WHAT YOU SHOULD DO:
Which lines of the records below contain the word "automatically"? Copy each of them out.

____

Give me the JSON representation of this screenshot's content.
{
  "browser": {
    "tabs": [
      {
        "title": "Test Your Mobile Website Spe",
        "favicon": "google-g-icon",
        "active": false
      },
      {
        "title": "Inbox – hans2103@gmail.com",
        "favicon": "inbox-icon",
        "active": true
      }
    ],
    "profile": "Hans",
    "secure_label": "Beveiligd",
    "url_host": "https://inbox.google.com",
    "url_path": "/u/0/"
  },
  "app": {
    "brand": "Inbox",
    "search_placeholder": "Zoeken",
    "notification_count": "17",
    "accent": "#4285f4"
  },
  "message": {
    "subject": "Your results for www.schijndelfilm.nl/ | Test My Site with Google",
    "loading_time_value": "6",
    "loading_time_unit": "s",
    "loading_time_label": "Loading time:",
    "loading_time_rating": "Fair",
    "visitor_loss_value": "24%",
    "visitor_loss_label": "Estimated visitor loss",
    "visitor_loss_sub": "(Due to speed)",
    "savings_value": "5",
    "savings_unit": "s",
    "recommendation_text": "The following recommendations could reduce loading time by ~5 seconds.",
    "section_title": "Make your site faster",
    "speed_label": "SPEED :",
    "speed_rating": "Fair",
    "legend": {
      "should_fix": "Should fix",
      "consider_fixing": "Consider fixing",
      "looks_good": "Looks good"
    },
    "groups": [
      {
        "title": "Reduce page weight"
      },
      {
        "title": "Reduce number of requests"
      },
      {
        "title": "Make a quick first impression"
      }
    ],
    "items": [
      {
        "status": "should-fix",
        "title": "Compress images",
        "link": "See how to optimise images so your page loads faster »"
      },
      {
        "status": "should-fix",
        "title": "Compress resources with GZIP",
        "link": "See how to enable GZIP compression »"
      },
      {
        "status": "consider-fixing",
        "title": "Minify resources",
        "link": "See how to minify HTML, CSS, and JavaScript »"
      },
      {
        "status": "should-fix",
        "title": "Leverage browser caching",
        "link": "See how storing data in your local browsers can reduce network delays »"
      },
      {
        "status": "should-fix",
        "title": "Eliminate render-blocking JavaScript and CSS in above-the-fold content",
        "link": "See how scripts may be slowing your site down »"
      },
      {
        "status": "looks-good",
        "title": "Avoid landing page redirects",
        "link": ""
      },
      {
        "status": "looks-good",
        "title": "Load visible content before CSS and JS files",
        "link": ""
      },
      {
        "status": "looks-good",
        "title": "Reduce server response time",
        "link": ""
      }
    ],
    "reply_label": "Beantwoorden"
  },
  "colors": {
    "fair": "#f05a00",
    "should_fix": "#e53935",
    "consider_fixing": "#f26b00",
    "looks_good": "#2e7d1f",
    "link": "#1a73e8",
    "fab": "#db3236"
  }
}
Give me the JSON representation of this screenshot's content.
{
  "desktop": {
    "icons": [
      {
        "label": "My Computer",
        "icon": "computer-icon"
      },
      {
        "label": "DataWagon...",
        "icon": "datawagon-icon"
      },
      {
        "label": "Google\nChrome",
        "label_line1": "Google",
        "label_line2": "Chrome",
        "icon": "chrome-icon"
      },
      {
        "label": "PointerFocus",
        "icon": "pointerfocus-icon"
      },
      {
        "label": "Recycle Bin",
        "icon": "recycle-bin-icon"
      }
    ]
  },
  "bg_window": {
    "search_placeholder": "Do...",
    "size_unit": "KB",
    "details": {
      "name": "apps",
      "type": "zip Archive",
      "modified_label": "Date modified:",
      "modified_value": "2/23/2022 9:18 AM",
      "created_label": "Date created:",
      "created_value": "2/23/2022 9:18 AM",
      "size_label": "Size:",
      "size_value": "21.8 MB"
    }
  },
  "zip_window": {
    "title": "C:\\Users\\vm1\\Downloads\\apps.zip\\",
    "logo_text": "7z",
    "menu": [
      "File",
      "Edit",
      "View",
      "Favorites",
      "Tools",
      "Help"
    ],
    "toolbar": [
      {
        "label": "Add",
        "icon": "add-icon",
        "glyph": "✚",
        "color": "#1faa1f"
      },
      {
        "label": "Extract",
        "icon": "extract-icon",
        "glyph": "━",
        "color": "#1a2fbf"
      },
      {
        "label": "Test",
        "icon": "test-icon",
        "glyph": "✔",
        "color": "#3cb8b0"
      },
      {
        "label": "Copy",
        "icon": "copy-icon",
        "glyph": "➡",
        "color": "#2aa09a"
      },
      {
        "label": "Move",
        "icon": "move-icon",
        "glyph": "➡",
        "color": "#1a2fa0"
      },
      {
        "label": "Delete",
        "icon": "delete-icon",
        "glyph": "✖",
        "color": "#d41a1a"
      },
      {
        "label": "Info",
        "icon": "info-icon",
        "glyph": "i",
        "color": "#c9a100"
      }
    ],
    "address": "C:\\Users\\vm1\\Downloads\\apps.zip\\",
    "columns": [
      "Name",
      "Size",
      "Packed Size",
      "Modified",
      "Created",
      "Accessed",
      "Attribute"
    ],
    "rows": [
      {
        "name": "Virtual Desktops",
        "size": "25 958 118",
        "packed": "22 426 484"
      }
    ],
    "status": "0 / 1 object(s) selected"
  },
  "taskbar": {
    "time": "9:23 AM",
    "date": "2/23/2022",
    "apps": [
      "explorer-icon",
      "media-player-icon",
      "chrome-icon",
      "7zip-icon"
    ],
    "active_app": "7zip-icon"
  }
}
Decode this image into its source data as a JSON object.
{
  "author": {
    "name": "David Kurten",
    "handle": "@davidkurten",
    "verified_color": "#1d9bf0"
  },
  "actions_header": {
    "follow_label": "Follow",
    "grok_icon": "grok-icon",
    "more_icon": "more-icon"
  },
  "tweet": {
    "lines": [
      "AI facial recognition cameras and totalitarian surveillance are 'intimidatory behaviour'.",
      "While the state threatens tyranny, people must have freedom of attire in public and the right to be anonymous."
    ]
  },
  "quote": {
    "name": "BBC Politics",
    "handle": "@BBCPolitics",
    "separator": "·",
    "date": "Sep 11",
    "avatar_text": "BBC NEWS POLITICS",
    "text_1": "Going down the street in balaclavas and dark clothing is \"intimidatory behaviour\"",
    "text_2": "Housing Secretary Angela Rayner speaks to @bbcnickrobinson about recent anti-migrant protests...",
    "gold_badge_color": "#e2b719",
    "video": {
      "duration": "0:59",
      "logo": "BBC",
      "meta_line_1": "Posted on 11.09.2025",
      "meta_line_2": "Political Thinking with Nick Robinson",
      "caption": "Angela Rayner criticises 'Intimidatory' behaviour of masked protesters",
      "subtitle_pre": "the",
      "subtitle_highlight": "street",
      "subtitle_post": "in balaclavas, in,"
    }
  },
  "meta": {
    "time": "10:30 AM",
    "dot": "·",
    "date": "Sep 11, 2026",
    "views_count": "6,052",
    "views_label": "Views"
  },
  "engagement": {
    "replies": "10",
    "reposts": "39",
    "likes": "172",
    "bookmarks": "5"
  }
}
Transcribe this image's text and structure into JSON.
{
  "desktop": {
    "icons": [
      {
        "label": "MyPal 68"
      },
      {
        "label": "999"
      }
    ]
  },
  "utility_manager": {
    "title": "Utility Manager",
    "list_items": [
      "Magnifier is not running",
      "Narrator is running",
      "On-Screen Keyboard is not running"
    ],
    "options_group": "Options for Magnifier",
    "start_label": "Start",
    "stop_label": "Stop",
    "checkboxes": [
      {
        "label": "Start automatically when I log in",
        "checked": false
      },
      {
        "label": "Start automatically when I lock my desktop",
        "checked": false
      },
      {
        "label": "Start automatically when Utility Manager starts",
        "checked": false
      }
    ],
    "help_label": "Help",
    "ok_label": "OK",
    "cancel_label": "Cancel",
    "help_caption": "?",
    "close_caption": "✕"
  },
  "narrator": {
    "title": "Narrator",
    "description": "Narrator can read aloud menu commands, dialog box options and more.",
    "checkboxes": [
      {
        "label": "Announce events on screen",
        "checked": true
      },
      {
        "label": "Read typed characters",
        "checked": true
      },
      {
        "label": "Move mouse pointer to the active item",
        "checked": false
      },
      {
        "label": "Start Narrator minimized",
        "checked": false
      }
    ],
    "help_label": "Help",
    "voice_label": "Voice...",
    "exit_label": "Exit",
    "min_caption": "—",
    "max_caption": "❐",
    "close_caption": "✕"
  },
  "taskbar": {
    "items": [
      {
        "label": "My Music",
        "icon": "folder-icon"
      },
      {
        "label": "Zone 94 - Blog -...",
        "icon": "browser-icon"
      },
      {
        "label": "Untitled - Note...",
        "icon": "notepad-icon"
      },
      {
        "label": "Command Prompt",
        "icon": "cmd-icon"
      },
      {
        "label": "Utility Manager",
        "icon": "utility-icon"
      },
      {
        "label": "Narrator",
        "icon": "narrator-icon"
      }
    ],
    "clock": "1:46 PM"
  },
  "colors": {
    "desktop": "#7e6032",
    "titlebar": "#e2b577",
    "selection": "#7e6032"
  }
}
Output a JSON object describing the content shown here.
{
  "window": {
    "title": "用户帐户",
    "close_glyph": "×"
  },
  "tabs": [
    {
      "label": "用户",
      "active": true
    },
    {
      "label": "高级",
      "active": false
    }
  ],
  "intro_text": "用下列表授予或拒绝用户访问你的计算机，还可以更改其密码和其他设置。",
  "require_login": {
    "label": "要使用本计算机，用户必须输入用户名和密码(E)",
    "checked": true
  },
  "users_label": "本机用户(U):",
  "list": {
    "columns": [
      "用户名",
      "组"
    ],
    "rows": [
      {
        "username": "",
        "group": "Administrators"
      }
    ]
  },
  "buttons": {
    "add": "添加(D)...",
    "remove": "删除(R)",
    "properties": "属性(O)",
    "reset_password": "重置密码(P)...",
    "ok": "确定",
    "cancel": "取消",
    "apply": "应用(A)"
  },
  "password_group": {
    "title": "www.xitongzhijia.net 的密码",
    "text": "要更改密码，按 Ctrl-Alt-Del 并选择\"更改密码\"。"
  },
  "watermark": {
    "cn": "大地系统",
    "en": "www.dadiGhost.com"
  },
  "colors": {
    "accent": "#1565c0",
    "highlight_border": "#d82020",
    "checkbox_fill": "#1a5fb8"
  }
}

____

PROBLEM SOLUTION:
        "label": "Start automatically when I log in",
        "label": "Start automatically when I lock my desktop",
        "label": "Start automatically when Utility Manager starts",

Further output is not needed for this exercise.